While Michael Goldberg experimented with various techniques throughout his career, he remained dedicated to abstract painting
Below, learn more about the artist's experimentations
By Emelia Scheidt
Born in the Bronx in 1924, Michael Goldberg began taking classes at the Art Students League in New York at only age 14; three years later, he enrolled in the school run by the Abstract Expressionist painter and teacher Hans Hofmann. However, during World War II, Goldberg interrupted his art studies to enlist in the U.S. Army.
In 1948, he resumed painting with Hofmann and was sub- sequently introduced to the work of Willem de Kooning, Franz Kline, and Milton Resnick. Goldberg met Joan Mitchell around 1951, beginning a nearly three-year relationship with the artist. They spent significant time together in New York City and lived together in East Hampton in the summers. Mitchell scholar Jane Livingston noted that Grace Hartigan believed that “one of Joan’s most important relationship with a man was Mike [Goldberg]. They were together when her art was being formed, and he had a big impact” (Jane Livingston, Linda Nochlin and Yvette Y. Lee, The Paintings of Joan Mitchell, Whitney Museum of American Art, 2002: 20).

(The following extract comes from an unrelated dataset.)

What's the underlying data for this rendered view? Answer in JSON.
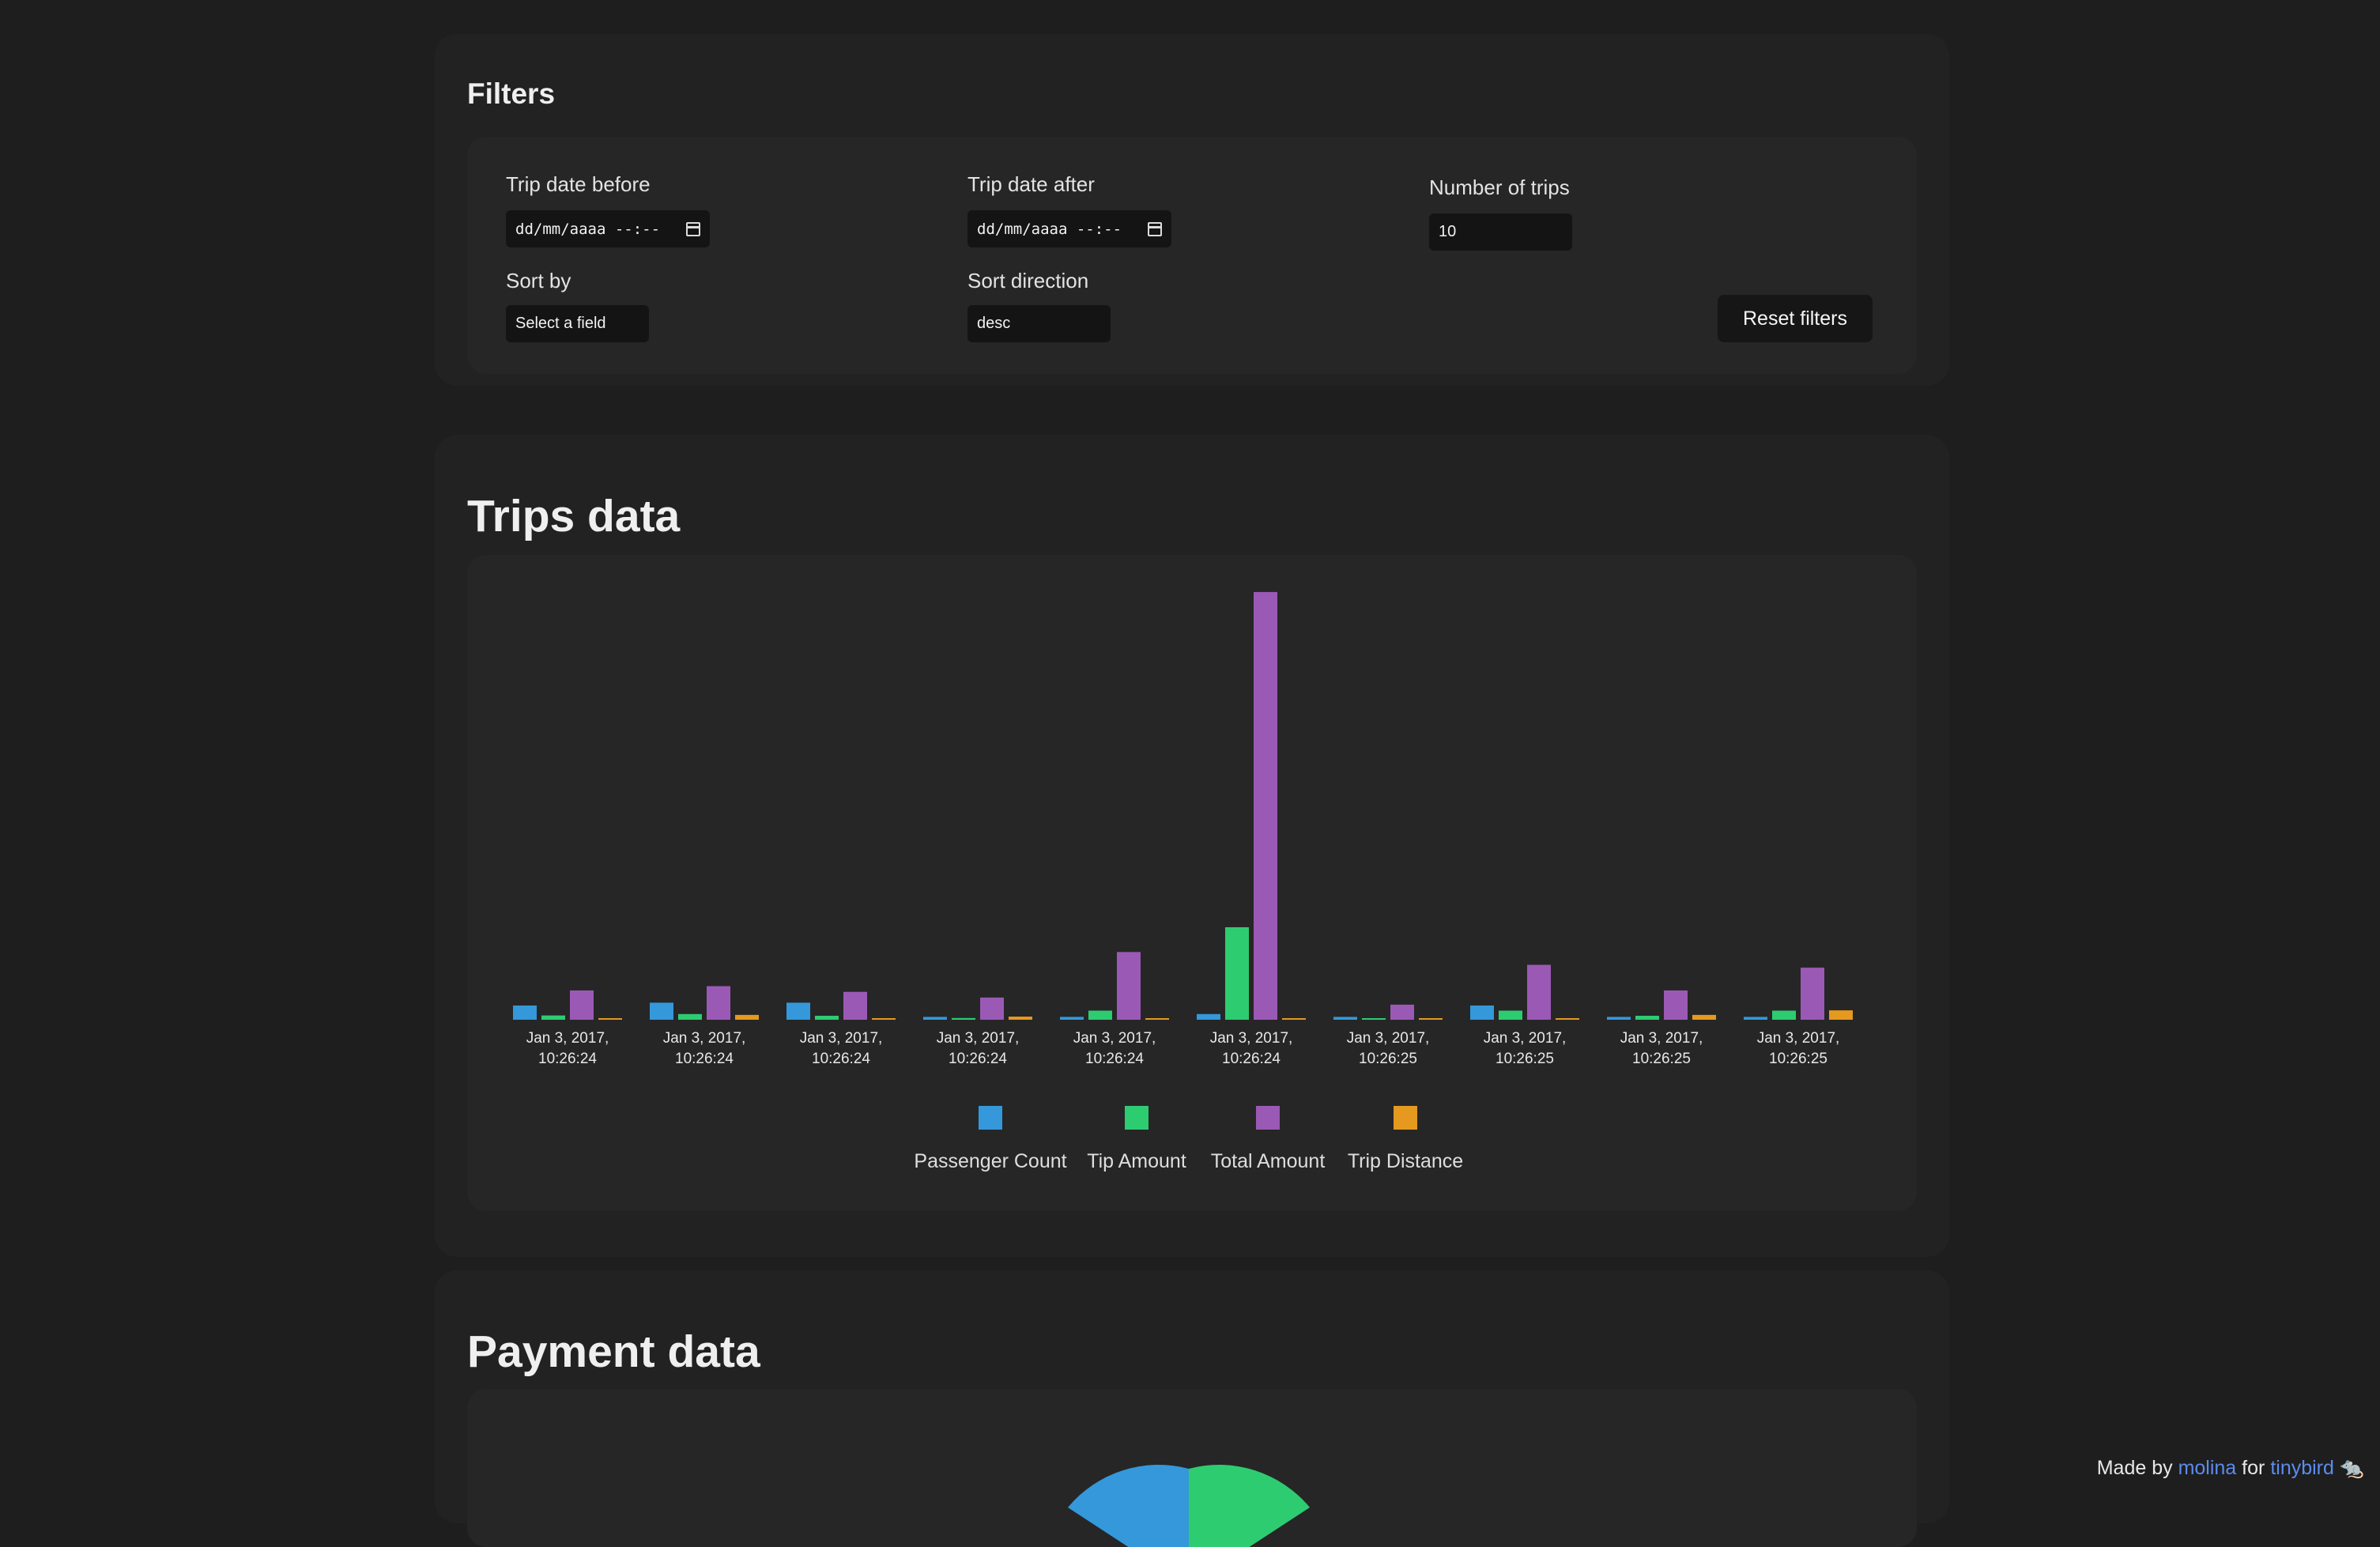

Goldberg participated in the dealer Leo Castelli’s ground- breaking Ninth Street Show in 1951, which included works by Mitchell, Jackson Pollock, and Robert Motherwell; “he seemed to embody the attitudes shared by the artists of that group,” said Richard Kalina of Goldberg (“Michael Goldberg 1924–2007.” Art in America, March 2008). Two years later Goldberg received his first solo show at the Tibor de Nagy Gallery. In 1955, Goldberg befriended fellow Abstract Expressionist painter Norman Bluhm, which proved to be a fateful meeting. In 1956, Bluhm brought art collector Walter P. Chrysler, Jr. to Goldberg’s studio, and Chrysler purchased 17 of his paintings. With new interest in his work, Goldberg caught the eye of art dealer Martha Jackson and was soon rep- resented by her gallery.
Although often described as a second-generation Abstract Expressionist painter, Goldberg shrugged off these labels, considering them too restrictive and limiting (Chris Scoates, Perpetual Motion: Michael Goldberg, exh. cat., University Art Museum, California State University, Long Beach, CA, 2010).
“Art comes out of art, and in most instances doesn’t spring full blown from the head of Zeus,” the artist once explained. Critic Clement Greenberg agreed, when asked about the label of Second Generation he replied, “I think that’s a dead issue.”
Throughout the 1950s and into the 60s, Goldberg maintained his connection with the Abstract Expressionist painters and was a regular at the Cedar Tavern, known as a meeting place for avant-garde artists. During the 1950s, Goldberg occupied a studio next to that of de Kooning and Resnick and in 1962, he acquired Mark Rothko’s studio at 222 Bowery, where he worked for the rest of his life.
The strong sense of gesture in Two Blues, painted in 1960, characterized by paint sprays and obvious brushwork, relates to Goldberg’s overall body of work, but the cool palette sets it apart from other works. The painting investigates color as well as space and physicality. Goldberg provides the sense of the painting as an object, by building up paint on the paper (his media of choice during the period) and using a palette brush to create texture. This painting appears almost constructed rather than painted and the gestural white brushwork stands out amidst Goldberg’s emotional blues and browns.
In total, Goldberg had 99 solo exhibitions since his first show at Tibor de Nagy in 1953. His work is in numerous private and public collections, including the Albright-Knox Art Gallery, Buffalo; the Art Institute of Chicago; the Hirshhorn Museum and Sculpture Garden, Smithsonian Institution, Washington, D.C.; The Museum of Modern Art, New York; the Philadelphia Museum of Art; the Solomon R. Guggenheim Museum, New York; and the Whitney Museum of American Art, New York.
While Goldberg experimented with various techniques throughout his career, he remained dedicated to abstract painting. He made the following statement in 2001, “For me, the concept of abstract painting is still the primary visual challenge of our time. It might get harder and harder to make an abstract image that’s believable, but I think that just makes the challenge greater.”
Cover image: Michael Goldberg, American, 1924–2007. Two Blues (detail), 1960. Oil on paper . 14 x 17 inches. Signed upper right